Published on 09 January, 2011
When River & Glen, a small food distributor based in Bucks County, Pa., launched in 2006, its sole purpose was to give small fishermen a market for their seafood.
Now its Local Abundance program is encouraging sustainability and educating staff at top restaurants in Philadelphia and New York. The program, run by Jennifer Hill, River & Glen’s director of sustainability, has no fee other than a commitment to sustainability.
Response to the program has been overwhelming, said Hill, who has visited about six restaurants in the past two weeks and has a waiting list of about 50 more that want to take part in the program.
“[The program] is designed to do two things,” said Hill. “First is to encourage sustainability because we feel restaurants and chefs are the front line of the sustainability movement. Second is to educate. There’s so much misinformation and confusion in the marketplace. Some chefs are intimidated; they want to go sustainable but they don’t know where to begin.
“We take all of the guesswork out,” she added. “The staff loves having another selling point at the table, especially at fine dining when they’re trying to justify the price.”
The program takes recommendations from sources like Monterey Bay Aquarium’s Seafood Watch program and the Marine Stewardship Council to educate chefs and servers, at the end of the day the key is feeling confident about sustainable seafood.
“The problem is that there is no set definition [of sustainability],” said Hill. “It’s not like organic where you have a set of regulations. You do get a bit of opinion involved and it can be confusing. It all comes down to trust and traceability.”
After participating in the program, the restaurants also earn the right to display River & Glen’s Local Abundance logo on menus, websites and anything else they chose.
“[The logo] does a couple of things,” said Hill. “It differentiates them from other restaurants but then it also drives customers to those sustainable products. Third — the most important — it elicits questions from customers.
“Restaurants are selling more fish. It’s amazing. We expected a little of that, but, for example, one Philadelphia chef was telling me within the first month of putting our logo on the menu fish sales went up 50 percent and it’s staying there,” noted Hill.
The popularity of the Local Abundance program has also led Hill, along with River & Glen owner James MacKnight, to present a talk on sustainability at the International Boston Seafood Show in March. While the presentation is still being “fine-tuned,” Hill said the thing they really want to drive home is the importance of education.
“It’s all fine and dandy when a restaurant says it’s sustainable or has sustainable items on the menu,” said Hill. “But to really truly make a difference we need to change the way Americans eat and change the way Americans think about their food.
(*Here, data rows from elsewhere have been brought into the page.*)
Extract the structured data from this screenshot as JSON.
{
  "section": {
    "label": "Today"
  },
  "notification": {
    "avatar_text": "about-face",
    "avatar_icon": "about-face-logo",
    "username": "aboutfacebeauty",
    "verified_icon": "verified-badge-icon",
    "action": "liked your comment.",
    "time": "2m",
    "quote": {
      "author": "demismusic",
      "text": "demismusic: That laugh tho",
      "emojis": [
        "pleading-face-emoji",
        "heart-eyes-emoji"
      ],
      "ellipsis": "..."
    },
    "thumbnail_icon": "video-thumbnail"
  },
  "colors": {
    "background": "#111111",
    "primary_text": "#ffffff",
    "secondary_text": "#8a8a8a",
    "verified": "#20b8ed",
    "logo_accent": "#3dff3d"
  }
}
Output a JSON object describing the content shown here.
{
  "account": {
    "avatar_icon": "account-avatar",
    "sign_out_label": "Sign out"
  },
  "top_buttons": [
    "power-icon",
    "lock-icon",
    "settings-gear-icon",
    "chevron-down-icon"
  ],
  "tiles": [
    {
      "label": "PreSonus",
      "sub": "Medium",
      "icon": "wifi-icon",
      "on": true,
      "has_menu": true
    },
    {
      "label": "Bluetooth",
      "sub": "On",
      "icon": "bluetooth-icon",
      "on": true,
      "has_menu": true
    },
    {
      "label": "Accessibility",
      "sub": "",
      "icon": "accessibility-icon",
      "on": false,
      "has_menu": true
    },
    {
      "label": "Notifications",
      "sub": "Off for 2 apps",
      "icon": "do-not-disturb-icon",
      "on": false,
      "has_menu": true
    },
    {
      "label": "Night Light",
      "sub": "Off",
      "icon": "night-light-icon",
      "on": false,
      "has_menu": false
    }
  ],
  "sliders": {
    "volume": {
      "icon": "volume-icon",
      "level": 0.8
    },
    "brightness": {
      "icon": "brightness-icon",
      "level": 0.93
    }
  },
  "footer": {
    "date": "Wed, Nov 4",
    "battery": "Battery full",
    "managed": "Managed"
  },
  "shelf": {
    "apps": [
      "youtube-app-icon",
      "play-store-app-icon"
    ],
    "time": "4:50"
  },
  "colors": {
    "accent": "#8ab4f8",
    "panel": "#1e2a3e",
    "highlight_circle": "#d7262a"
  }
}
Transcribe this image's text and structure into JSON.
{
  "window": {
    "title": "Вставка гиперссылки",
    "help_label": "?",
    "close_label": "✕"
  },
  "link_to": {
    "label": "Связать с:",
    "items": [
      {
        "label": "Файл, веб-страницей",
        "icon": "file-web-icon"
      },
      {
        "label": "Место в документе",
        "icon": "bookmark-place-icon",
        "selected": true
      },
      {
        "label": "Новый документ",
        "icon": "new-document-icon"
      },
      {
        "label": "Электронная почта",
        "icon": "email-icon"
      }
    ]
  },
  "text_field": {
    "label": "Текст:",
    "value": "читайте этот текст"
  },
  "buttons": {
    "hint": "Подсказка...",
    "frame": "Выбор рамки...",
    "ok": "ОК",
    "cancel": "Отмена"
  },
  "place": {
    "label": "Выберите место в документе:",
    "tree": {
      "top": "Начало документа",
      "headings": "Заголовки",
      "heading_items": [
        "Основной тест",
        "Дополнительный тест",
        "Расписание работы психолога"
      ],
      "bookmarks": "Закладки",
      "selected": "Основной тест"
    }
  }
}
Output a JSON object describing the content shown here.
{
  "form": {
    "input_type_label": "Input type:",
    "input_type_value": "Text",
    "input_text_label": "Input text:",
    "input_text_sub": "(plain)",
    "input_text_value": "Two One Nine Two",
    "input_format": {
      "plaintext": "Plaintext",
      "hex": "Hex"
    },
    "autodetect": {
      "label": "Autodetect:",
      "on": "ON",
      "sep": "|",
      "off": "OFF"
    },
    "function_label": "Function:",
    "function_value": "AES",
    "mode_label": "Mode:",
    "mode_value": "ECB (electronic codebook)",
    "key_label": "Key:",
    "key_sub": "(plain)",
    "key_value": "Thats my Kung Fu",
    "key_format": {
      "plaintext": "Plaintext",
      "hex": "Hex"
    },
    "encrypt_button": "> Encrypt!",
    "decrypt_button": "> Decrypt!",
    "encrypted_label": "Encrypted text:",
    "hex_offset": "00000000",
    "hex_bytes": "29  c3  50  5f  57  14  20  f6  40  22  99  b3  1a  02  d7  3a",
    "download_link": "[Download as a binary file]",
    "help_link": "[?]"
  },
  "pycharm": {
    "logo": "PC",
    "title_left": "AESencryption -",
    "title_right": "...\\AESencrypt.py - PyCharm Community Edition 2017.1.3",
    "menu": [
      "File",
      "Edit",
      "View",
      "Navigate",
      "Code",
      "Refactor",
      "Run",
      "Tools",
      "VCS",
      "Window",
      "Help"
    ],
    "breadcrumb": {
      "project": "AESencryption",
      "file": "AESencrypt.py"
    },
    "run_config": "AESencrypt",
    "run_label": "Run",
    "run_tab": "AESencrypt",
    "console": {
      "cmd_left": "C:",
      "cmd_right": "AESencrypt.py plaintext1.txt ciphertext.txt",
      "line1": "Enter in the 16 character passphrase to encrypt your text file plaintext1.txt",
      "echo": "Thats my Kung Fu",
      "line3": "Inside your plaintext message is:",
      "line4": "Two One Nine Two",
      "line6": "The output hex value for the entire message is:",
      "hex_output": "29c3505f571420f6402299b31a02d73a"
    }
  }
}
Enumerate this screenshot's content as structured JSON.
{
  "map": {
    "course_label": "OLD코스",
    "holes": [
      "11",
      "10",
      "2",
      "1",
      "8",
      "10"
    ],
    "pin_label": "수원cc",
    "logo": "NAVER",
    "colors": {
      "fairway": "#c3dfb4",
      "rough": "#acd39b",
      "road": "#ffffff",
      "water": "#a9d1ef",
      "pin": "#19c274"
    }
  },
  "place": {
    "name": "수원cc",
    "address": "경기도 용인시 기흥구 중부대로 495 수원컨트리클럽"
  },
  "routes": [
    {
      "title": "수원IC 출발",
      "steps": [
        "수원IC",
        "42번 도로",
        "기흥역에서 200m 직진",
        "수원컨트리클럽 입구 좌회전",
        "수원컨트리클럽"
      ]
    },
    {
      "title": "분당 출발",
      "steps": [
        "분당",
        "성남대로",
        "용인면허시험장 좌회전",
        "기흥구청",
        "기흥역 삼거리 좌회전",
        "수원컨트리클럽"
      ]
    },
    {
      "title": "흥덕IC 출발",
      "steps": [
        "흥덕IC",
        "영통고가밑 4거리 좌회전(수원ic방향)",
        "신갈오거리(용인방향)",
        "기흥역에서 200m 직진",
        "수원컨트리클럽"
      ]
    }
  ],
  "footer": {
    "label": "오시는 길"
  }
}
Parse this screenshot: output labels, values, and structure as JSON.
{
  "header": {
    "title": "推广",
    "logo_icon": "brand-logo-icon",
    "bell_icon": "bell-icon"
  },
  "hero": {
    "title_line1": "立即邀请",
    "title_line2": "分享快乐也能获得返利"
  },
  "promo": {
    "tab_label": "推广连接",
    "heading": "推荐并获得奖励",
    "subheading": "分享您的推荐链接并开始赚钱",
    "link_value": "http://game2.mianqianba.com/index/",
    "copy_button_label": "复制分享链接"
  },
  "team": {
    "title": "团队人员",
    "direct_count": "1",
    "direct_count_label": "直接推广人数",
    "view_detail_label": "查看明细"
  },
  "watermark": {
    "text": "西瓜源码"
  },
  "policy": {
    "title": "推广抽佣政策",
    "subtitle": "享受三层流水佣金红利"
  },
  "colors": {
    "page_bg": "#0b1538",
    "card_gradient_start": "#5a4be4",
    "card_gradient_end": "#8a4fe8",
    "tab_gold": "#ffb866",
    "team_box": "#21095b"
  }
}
The only way to do that is with information and education.”
River & Glen was also featured in the June 2010 issue of SeaFood Business magazine. Click here to view the story.